The original concept for the Parker Solar Probe mission dates back to the 1990's. The finalized design was launched on August 12th, 2018 and plans to operate through 2025. The spacecraft was designed and built by the Johns Hopkins University Applied Physics Laboratory in Laurel, Maryland. PSP uses a series of gravitational encounters with the planet Venus to gradually lower the orbit of the spacecraft until it enters the outer atmosphere, or corona, of the Sun.

Image of Parker Solar Probe Spacecraft in testing with an inset of the Solar Probe Cup. The bravest instrument sticking around the side of the heat shield.
Parker Solar Probe during testing phase with the Solar Probe Cup (SPC) magnified in the inset. Photo Credit: NASA/Johns Hopkins APL/Ed Whitman

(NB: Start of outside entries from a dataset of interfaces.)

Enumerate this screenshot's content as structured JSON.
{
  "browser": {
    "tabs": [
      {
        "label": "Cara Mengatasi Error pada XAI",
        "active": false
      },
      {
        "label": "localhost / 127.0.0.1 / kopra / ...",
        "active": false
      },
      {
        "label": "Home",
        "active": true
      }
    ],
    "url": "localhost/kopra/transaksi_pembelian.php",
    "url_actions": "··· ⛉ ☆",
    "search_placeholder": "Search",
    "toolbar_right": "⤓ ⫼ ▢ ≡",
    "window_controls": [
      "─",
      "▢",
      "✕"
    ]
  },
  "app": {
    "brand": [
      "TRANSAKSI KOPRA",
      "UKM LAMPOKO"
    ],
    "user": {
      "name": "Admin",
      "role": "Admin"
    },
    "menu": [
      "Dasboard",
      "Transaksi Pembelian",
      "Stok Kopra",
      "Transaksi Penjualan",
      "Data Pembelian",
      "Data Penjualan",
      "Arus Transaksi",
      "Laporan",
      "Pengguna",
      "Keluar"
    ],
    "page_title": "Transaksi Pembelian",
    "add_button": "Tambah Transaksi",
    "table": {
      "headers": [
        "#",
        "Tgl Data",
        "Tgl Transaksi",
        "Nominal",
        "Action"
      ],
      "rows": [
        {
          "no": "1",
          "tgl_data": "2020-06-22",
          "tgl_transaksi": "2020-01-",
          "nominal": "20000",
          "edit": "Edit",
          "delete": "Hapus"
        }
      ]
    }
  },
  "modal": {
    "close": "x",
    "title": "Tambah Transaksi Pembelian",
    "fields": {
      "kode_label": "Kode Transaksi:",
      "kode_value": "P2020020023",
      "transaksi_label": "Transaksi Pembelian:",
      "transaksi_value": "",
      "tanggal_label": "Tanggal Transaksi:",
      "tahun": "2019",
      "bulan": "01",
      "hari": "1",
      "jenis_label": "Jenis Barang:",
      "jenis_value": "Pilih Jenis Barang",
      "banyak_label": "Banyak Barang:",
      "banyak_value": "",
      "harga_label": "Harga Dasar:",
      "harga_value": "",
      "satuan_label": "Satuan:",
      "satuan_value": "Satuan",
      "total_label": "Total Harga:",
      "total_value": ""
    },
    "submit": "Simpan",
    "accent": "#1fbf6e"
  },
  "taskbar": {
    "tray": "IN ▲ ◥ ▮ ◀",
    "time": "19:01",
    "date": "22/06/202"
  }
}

The solar-powered probe weighs about 1,350 pounds with an 8-foot-diameter and a 4.5-inch-thick carbon foam solar shield atop the spacecraft body. The solar arrays retract and extend as the spacecraft swings toward or away from the Sun during several loops around the inner solar system, making sure the solar panels stay at the proper temperatures and power levels. At closest approach, the spacecraft must survive solar intensity more than 500 times what spacecraft experience while orbiting Earth. Rigorous testing was required to ensure that the spacecraft would be able to endure the harsh conditions of the solar atmosphere. Check out the spacecraft web page at JHU/APL for more details.

PSP Instruments

The scientific payload was built by a large number of institutions across the world and measures the particles and fields that make up the corona and solar wind. PSP is comprised of the following instruments:

  • Solar Wind Electrons Alphas and Protons Investigation (SWEAP), which counts the most abundant particles in the solar wind — electrons, protons, and helium ions — and measures their properties. SWEAP uses four sensors to gather the measurements of the coronal and solar wind plasma needed to meet PSP science objectives.  Principal Investigator: Justin C. Kasper of the University of Michigan
  • Wide-field Imager for Solar Probe Plus (WISPR), a telescope that takes 3-D images of the Sun’s corona and inner heliosphere. The experiment “sees” the solar wind and provides 3-D images of shocks and other structures as they approach and pass the spacecraft. This investigation complements the rest of the payload by remotely imaging the same plasma that the other instruments directly sample. Principal Investigator: Russell Howard, Naval Research Laboratory
  • Electromagnetic Fields Investigation (FIELDS), which measures electric and magnetic fields and waves, spacecraft floating potential, density fluctuations, and radio emissions. FIELDS comprises two fluxgate magnetometers, a search coil magnetometer and five electric-field antennas  Principal Investigator: Stuart Bale, University of California Space Sciences Laboratory
  • Integrated Science Investigation of the Sun (IS☉IS), which consists of two instruments that will take an inventory of elements in the Sun’s atmosphere using a mass spectrometer to weigh and sort ions in the vicinity of the spacecraft. IS☉IS is composed of two independent instruments (EPI-Hi and EPI-Lo) covering different (and overlapping) energy ranges. This suite will make observations of energetic electrons, protons, and heavy ions that are accelerated to high energies (10s of keV to 100 MeV) in the Sun’s atmosphere and inner heliosphere.. Principal Investigator: David McComas, Princeton Plasma Physics Lab.